To the south of the Bay Area, the Salinas Airport recorded a high of 85, beating the record of 83 set in 1956.
Dec. 1, 9:30 a.m. The San Francisco Bay Area is expected to see record-breaking temperatures Wednesday afternoon as a ridge of high pressure over the state deflects storm activity to the north, the National Weather Service said.
“To hear we’re approaching record-high temps in the 70s may be strange as usually we’re talking about record temperatures in the 90s, but it is December 1,” said Gerry Diaz, a meteorologist with the weather service’s Monterey office. “We do expect to approach a few record high temperatures.”

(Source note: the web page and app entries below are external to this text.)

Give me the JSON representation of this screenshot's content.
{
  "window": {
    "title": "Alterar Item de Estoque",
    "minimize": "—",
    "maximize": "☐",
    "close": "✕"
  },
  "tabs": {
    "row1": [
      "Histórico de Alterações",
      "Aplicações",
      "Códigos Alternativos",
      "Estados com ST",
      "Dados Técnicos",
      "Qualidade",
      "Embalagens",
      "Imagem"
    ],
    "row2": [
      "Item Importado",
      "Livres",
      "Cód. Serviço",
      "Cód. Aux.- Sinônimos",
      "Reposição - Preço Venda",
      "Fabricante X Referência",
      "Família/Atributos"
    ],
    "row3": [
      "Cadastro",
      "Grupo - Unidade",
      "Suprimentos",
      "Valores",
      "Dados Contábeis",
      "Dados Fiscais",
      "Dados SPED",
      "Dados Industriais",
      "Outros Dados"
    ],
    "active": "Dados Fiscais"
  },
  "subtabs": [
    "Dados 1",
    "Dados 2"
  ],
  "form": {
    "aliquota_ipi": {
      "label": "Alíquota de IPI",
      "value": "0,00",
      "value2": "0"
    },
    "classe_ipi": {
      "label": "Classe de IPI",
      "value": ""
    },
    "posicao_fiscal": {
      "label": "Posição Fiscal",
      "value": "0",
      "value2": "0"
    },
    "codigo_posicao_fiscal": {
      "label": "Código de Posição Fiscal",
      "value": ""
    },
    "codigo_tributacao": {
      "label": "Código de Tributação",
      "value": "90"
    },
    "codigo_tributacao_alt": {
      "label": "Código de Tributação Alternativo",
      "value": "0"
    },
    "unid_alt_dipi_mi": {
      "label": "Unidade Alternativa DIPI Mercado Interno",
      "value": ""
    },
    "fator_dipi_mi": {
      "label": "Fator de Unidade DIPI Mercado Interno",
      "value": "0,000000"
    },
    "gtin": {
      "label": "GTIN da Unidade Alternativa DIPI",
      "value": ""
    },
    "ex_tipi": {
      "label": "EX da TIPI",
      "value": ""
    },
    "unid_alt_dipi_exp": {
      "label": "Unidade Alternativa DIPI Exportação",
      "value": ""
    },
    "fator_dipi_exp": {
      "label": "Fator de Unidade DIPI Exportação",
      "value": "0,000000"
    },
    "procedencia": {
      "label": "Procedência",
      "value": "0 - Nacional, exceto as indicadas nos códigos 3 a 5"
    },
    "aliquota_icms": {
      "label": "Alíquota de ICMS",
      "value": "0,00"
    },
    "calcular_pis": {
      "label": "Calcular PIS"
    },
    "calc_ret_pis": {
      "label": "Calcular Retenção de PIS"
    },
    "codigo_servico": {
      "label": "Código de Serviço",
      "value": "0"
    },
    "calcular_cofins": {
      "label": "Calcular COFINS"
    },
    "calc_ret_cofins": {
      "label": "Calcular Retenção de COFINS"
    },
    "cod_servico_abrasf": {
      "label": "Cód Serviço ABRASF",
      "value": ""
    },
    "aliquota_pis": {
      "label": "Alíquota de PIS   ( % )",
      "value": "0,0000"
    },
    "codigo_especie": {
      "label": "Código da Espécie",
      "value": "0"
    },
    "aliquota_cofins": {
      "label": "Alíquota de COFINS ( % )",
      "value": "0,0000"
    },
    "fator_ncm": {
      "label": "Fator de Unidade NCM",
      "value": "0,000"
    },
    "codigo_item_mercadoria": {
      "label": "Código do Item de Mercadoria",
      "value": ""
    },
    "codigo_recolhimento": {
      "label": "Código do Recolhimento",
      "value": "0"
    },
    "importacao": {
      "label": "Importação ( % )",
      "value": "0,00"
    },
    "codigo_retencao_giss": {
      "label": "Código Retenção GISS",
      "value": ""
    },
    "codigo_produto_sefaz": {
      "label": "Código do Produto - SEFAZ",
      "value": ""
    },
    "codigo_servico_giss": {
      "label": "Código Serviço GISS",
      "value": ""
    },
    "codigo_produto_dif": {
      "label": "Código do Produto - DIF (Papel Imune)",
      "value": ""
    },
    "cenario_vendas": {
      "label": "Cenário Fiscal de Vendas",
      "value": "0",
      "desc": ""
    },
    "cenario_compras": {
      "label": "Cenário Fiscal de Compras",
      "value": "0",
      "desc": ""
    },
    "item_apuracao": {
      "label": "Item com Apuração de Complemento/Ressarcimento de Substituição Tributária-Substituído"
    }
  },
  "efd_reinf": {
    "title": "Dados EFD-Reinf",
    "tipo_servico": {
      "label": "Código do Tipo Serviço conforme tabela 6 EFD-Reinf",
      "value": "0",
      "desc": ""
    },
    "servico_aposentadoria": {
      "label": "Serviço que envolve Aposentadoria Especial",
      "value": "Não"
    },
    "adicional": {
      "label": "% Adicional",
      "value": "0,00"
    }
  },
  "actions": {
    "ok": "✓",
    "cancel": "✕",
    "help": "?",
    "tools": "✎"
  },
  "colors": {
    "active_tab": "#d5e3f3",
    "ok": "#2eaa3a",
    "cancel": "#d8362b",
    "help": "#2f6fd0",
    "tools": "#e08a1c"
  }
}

Temperatures have been running up to 10 degrees above normal this week, and they’re expected to peak Wednesday afternoon with widespread 70s in the Bay Area and temperatures in the 80s to the south of the region.
Oakland hit a high of 73 degrees Tuesday, while Sonoma and Half Moon Bay hit 71 degrees, and San Francisco and San Rafael hit 70, the weather service said. To the south of the Bay Area, Pinnacles National Park was a balmy 84.
Here are forecast highs for the Bay Area on Wednesday:
San Francisco: up to 72 degrees
Oakland: 74 degrees
Santa Rosa: up to 76 degrees
San Jose: up to 77 degrees
To the south of the Bay Area, southern Monterey County and the Santa Lucia Range in Big Sur could see temperatures in the 80s.
“Even this morning on the Big Sur coast, we’ve seen some stations start the day at 76,” Diaz said. “To start the day at 76 that’s a sign we’re going to get into the 80s. If this were a summer setup, we’d very easily be getting into the 90s.”
Diaz explained that with the sun starting to go down at 4:30 p.m., there’s less daylight and solar warming, preventing temperatures from getting too hot.
“If this high pressure were set up earlier in the season, we’d be talking about much higher temps but because we’re so close to the solstice and days are shorter it’s not as warm as it could be if this occurred earlier in the year,” he said
The high pressure is keeping conditions dry and the Bay Area hasn’t seen significant rain since Nov. 9. There’s a weak signal for rain on Monday, but on Wednesday morning, weather models showed that only the North Bay may get some sprinkles.
“As we look at models it’s trending away from rain in our region,” said, Diaz, adding that there’s a more promising outlook for rain in a week and a half.